Interpublic intelligence arm Magna reports that U.S. ad sales fell 7.2% in the first half of the year. In its latest ad forecast issued today the unit said that traditional media took a far larger hit — falling 23.1% while digital advertising increased 5.7%.
Improvement is expected in the second half as the economy reopens and ad sales are expected to be down just 2% versus the second half of 2019, to a large extent pumped up by political spending. That will lead to a full-year decline of 4.6% to $213 billion, according to the update.
Magna forecasts a rebound in advertising spending 2021 — +4.0% to $222 billion — driven by a recovery in consumption and mobility, and the return of normal event schedules (new shows, domestic sports, Olympics).
Seven of the top ten industry verticals are forecast to resuscitate ad budgets in 2021, but automotive and retail will continue to struggle. Categories expected to boost spend next year include entertainment (12%), restaurants (8%), as well as technology, personal care and pharmaceuticals (all at +5%).
But some industries will take years to fully recover from the pandemic and return to pre-COVID marketing spending levels, per the new forecast. Travel advertising spend is expected to decline by a further 15% in 2021 as Americans will remain hesitant about flying and traveling, while retail ad spend will fall 7% as the pandemic has hastened the brick-and-mortar long-term decline.
Finally, automotive ad spend may decrease by 5% as low consumer confidence and high unemployment will continue to hurt car sales.
All that said, next year’s US ad market will still be slightly smaller than it was in 2019 at nearly $224 billion. The ad market will benefit from economic stabilization and the Tokyo Olympic Games, which will generate approximately $800 million of incremental ad revenues.
This year record political ad spend ($5 billion, up 32% versus 2016) will mitigate local TV losses and pump close to a billion dollars into digital media for the first time (three times the amount of 2016).

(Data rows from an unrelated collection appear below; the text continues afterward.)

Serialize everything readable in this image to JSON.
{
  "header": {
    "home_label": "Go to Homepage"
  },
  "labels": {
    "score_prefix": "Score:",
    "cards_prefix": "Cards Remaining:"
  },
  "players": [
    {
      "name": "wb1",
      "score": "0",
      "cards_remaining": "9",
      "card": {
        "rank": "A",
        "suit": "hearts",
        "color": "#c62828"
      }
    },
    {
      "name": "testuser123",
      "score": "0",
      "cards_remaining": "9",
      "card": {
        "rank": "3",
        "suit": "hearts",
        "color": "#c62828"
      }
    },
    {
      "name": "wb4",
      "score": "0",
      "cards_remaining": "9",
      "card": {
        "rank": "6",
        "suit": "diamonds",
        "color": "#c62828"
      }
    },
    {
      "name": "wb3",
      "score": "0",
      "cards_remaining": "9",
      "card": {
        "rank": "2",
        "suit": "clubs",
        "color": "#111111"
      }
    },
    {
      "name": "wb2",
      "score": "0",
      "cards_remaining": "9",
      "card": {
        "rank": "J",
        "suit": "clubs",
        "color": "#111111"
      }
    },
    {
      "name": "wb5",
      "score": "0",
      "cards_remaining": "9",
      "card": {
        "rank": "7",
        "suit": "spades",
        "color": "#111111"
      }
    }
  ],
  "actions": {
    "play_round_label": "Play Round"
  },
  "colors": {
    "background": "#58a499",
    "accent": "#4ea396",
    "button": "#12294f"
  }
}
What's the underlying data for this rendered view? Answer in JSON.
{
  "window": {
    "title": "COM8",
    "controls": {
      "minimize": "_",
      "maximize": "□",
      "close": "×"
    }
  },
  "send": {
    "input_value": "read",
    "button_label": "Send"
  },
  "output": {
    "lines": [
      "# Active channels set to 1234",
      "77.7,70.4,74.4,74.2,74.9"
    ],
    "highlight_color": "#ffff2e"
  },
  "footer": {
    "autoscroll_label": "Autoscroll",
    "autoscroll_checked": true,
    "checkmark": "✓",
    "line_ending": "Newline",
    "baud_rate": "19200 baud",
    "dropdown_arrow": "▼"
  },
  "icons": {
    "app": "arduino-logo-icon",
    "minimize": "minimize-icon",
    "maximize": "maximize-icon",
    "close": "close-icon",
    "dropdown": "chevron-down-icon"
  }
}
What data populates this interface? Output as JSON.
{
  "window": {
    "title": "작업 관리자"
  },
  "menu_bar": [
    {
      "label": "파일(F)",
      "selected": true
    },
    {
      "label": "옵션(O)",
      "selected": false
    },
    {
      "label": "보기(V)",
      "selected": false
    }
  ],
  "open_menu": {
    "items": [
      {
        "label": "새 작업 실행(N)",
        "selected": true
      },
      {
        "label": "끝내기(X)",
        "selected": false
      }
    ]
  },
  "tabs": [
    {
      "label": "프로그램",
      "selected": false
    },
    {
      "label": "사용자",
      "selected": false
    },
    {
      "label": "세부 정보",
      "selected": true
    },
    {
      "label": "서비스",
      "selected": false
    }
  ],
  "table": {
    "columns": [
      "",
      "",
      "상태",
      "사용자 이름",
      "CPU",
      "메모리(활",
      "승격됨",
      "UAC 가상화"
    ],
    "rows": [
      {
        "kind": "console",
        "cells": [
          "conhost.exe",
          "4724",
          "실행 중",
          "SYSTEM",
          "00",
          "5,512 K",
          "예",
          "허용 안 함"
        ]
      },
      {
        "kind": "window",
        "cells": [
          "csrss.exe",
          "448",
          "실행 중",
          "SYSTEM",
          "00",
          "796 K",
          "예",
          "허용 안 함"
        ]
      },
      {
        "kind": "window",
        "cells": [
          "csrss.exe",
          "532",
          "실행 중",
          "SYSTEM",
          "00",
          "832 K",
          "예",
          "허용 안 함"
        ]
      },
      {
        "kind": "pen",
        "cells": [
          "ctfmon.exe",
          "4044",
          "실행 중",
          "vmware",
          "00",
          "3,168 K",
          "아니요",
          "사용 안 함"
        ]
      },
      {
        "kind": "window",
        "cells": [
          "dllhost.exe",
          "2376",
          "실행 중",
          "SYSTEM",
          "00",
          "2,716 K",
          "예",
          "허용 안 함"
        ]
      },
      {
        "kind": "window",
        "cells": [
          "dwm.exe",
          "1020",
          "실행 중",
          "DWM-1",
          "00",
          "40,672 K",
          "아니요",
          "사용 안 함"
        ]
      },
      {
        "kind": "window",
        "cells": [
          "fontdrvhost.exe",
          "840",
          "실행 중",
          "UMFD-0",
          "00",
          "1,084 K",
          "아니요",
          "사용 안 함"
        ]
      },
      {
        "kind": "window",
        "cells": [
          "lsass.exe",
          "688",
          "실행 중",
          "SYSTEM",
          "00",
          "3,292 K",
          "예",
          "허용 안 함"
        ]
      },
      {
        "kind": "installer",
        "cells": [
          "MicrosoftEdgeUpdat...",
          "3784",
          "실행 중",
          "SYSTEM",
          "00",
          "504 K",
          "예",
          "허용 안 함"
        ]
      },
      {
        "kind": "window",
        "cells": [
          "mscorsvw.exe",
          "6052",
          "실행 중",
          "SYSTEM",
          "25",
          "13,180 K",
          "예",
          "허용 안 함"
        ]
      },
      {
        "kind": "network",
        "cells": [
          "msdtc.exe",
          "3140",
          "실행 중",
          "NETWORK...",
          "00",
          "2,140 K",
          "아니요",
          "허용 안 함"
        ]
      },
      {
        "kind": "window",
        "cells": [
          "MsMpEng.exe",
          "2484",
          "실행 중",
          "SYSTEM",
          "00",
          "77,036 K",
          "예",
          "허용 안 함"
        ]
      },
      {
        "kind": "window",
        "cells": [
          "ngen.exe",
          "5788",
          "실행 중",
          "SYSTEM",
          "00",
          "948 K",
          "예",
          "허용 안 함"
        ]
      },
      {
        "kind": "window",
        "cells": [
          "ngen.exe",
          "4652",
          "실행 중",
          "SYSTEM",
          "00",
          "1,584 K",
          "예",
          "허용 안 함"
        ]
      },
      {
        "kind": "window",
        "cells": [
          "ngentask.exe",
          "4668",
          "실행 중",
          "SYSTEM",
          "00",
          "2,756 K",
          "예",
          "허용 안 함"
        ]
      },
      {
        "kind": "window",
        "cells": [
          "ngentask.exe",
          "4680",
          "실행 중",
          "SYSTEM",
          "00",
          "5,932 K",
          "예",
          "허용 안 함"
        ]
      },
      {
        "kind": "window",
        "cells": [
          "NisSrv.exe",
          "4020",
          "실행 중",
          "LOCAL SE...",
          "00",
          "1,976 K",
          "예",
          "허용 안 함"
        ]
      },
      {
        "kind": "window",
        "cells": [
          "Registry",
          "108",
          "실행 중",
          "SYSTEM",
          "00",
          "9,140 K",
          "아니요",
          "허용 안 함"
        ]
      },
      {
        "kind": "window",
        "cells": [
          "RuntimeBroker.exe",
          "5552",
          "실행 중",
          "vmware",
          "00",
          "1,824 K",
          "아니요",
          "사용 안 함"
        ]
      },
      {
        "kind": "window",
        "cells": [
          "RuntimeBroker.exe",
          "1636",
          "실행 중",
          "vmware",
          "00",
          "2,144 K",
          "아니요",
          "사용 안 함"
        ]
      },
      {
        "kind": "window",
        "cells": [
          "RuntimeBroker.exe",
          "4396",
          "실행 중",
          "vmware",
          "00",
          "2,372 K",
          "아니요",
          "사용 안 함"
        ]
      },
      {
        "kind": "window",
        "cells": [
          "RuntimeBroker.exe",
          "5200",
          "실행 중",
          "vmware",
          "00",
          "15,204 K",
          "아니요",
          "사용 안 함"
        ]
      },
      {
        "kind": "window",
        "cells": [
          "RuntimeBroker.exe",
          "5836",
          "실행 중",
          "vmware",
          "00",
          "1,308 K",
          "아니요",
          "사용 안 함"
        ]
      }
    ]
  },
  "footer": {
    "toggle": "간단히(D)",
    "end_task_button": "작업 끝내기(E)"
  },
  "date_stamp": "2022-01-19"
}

Vincent Letang, executive vice president, global market intelligence, Magna, stated: “The sheer size of digital advertising in 2020 — approximately 55% of the US ad market — and its resilience in this economic environment explains the relatively modest decline Magna forecasts for the whole year despite the severity of the economic recession, compared to the double-digit decline in 2008-2009 when digital media was still nascent. For linear media, however, 2020 remains brutal, but Magna is confident that ad revenues will stabilize and recover in 2021”